- The increased section 179 expensing amount of $500,000 is extended through 2013 and reverts to $25,000 beginning in 2014.
- The reduction in the S corporation recognition period for built-in-gains is extended through 2013, with a five-year recognition period rather than ten years.
Congress has traditionally extended numerous provisions of the tax code on a one- to two-year basis. The usual list of extenders was not fully addressed by the Act. However, many provisions were extended; some of the most significant include:
- The research credit has been modified and extended through 2013
- The New Markets Tax Credit has been retroactively extended through 2013
- Deduction for state and local general sales taxes
- Work Opportunity Tax Credit
- The enhanced charitable deduction for contributions of food inventory
- Employer wage credit for military reservists
Items not addressed
Payroll tax holiday ends. The 2 percent payroll tax holiday related to the Social Security tax for all earners up to the wage base ($113,700) was not extended. As a result, everyone’s take home pay decreases in 2013.
Debt limit. The bill does not provide for an increase in the federal debt limit. Treasury Secretary Geithner has said the debt limit was reached on December 31 and that Treasury has approximately two months before the US would otherwise default on its obligations.
Sequestration. The Act delays for two months the across-the-board "sequestration" spending cuts. The Budget Control Act of 2011 provides for $1.2 trillion in spending cuts beginning in 2013 if Congress cannot agree on alternative proposals providing an equal amount of deficit reduction.
As a result of the two-month sequestration extension and impending debt limit, we can expect calls for expanded revenue and tax reform to be included in the upcoming debates. As a result, 2013 will be another year where you need to be mindful of your tax situation in an ever-changing environment.

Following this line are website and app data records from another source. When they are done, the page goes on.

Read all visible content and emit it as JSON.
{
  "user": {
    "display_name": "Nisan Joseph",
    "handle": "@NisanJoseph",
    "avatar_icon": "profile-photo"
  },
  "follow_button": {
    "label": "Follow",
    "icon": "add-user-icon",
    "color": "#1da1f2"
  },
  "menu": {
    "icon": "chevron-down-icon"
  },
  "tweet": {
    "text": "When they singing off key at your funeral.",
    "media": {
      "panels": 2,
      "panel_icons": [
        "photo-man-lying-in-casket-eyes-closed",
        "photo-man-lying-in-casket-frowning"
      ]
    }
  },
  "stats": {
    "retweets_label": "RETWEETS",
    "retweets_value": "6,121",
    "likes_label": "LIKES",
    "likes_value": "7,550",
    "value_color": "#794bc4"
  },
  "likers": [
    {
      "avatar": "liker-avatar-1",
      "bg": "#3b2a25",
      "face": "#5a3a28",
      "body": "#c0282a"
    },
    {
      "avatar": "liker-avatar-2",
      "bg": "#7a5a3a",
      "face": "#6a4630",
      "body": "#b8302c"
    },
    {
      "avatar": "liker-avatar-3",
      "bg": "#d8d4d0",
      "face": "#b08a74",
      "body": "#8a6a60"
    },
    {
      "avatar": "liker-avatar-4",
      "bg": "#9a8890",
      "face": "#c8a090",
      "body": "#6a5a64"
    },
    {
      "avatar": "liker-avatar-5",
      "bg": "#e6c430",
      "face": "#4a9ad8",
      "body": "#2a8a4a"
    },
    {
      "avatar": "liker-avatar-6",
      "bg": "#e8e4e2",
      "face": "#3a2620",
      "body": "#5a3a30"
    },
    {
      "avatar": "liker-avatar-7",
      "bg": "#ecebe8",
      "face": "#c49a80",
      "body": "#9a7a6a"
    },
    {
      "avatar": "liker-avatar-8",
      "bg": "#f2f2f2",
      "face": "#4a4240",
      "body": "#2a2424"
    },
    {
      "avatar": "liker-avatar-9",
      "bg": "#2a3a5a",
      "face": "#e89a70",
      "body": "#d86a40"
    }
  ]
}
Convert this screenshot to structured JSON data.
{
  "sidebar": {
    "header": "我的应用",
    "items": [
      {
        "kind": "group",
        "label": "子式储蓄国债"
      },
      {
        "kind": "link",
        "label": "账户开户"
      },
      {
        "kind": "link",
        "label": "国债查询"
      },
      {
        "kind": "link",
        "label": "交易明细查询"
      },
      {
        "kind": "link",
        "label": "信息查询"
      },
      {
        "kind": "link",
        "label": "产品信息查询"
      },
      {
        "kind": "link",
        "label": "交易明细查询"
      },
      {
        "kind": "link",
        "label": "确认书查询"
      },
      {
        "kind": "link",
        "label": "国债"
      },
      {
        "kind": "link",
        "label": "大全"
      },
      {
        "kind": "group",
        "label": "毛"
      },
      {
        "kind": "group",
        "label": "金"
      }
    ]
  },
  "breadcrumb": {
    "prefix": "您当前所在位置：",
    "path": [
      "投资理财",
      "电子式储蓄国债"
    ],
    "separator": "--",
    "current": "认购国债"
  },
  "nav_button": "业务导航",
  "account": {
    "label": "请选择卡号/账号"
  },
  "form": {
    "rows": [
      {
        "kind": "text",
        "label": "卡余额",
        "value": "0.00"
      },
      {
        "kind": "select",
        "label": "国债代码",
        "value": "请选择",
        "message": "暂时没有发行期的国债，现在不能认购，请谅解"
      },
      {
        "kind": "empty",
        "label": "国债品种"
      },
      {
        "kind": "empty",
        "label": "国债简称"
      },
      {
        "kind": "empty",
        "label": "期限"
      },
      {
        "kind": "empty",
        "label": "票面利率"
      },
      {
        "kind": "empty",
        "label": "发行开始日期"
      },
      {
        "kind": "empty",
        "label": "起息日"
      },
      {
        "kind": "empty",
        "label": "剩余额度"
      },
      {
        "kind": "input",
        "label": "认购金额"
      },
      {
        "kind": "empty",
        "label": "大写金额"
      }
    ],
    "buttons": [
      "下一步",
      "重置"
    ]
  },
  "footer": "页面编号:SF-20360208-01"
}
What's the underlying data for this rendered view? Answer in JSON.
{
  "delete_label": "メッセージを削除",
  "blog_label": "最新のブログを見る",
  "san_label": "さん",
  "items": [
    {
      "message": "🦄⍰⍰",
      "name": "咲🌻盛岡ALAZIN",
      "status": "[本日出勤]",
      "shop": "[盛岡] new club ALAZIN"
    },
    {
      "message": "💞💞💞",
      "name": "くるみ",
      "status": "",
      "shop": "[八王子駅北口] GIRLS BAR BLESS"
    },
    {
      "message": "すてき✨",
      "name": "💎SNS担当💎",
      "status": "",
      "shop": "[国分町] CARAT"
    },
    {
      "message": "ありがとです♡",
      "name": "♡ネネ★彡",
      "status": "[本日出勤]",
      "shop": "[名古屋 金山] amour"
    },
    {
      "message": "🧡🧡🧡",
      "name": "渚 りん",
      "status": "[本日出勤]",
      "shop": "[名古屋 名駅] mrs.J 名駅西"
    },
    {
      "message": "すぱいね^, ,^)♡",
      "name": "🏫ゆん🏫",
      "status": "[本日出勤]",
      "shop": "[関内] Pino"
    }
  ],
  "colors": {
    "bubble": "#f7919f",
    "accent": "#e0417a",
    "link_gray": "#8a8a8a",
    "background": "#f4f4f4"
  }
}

For more information or any questions you might have on this topic, please contact your Baker Tilly advisor or send an e-mail to email@example.com.